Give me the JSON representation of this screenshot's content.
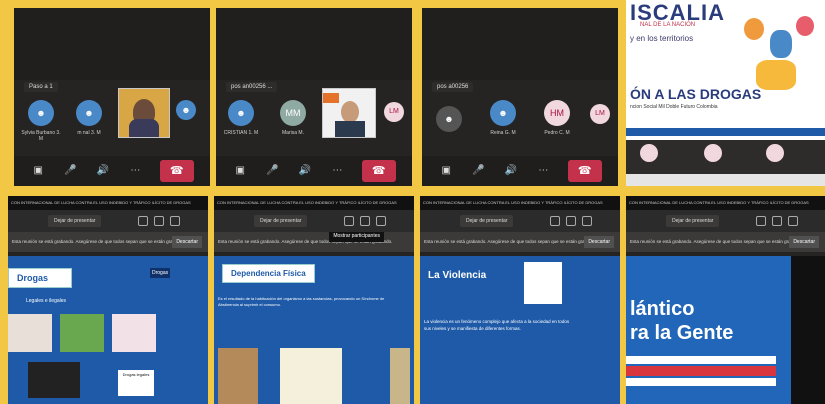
{
  "panels": {
    "p1": {
      "chip": "Paso a 1",
      "avatars": [
        "Sylvia Burbano 3. M",
        "m nal 3. M"
      ]
    },
    "p2": {
      "chip": "pos an00256 ...",
      "avatars": [
        "CRISTIAN 1. M",
        "Marisa M."
      ],
      "initials": [
        "MM",
        "LM"
      ]
    },
    "p3": {
      "chip": "pos a00256",
      "avatars": [
        "Reina G. M",
        "Pedro C. M"
      ],
      "initials": [
        "HM",
        "LM"
      ]
    },
    "p4": {
      "banner_top": "ISCALIA",
      "banner_sub": "NAL DE LA NACIÓN",
      "territorios": "y en los territorios",
      "title": "ÓN A LAS DROGAS",
      "subtitle": "ncion Social Mil Doble Futuro Colombia"
    }
  },
  "bottom": {
    "header_text": "CON INTERNACIONAL DE LUCHA CONTRA EL USO INDEBIDO Y TRÁFICO ILÍCITO DE DROGAS",
    "stop_button": "Dejar de presentar",
    "notice": "Esta reunión se está grabando. Asegúrese de que todos sepan que se están grabando.",
    "dismiss": "Descartar",
    "participants": "Mostrar participantes",
    "slides": [
      {
        "title": "Drogas",
        "sub": "Legales e ilegales",
        "badge": "Drogas",
        "small_text": "Drogas legales"
      },
      {
        "title": "Dependencia Física",
        "body": "Es el resultado de la habituación del organismo a las sustancias, provocando un Síndrome de Abstinencia al suprimir el consumo."
      },
      {
        "title": "La Violencia",
        "body": "La violencia es un fenómeno complejo que afecta a la sociedad en todos sus niveles y se manifiesta de diferentes formas."
      },
      {
        "title_line1": "lántico",
        "title_line2": "ra la Gente"
      }
    ]
  }
}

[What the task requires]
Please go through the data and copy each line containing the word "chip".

[Solution to this task]
      "chip": "Paso a 1",
      "chip": "pos an00256 ...",
      "chip": "pos a00256",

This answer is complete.